Race, gender politics swamp great debate at Sydney University, by Caroline Overington.

The politics of race and gender have arrived at the University of Sydney’s oldest debating club, which this year will field teams of debaters comprised mainly of “non-cis-males, wom*n, and persons marginalised by white ­supremacy” as opposed to the best debaters they can find.

The University of Sydney Union, which describes itself as “one of the best debating ­institutions in the world”, says its affirmative action policy will ­ensure that teams heading to the Australian Easter Debating Championships (or “Easters”) for novices next month will include more “persons of colour” and others from “minority ethno-cultural background” as well as born-women, and others who don’t identity as “cis-male”.

(A cis-gender person identifies as the sex they were assigned at birth.
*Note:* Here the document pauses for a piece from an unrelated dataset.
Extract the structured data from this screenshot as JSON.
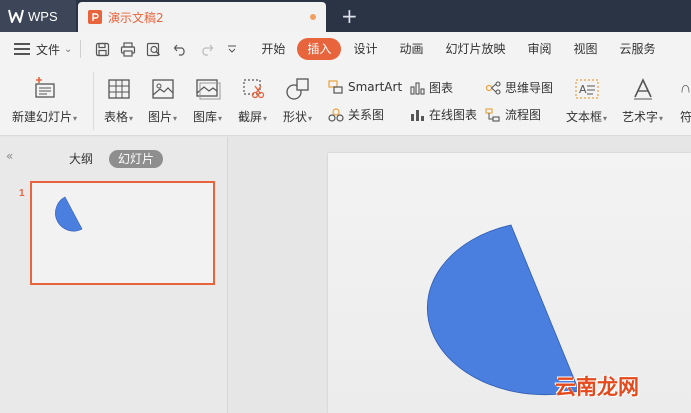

Wom*n is used to include females, trans women and anyone who identifies as a woman). …

The union, which boasts of being an equal world record ­holder when it comes to making the finals at the world debating championships, will also employ “equity officers” to attend the tournament to assist those who find debating “intensely competitive and stressful”. …

Sydney University Liberal Club president Joshua Crawford criticised the quotas, saying they were “an affront to fairness and merit”.

Mr Crawford said it was a ­“disgrace” that some students, “who have worked tirelessly to ­become some of the university’s top debaters” would be prevented from being on the team because of their gender. …

The affirmative action guidelines are complex, and may prove difficult to implement in some circumstances.

For example, the proportion of debaters who identify as non-cis-male across all teams attending Easters must be no less than 50 per cent. One third of tournament adjudicators must also identify as non-cis-male.

In addition, each of the top three teams must also have “at least one debater who identifies as being a person of colour, from a minority ethno-cultural background, or marginalised by white supremacy”.

Goodbye merit and hello identity politics, at one of Australis’s leading universities.

hat-tip Stephen Neil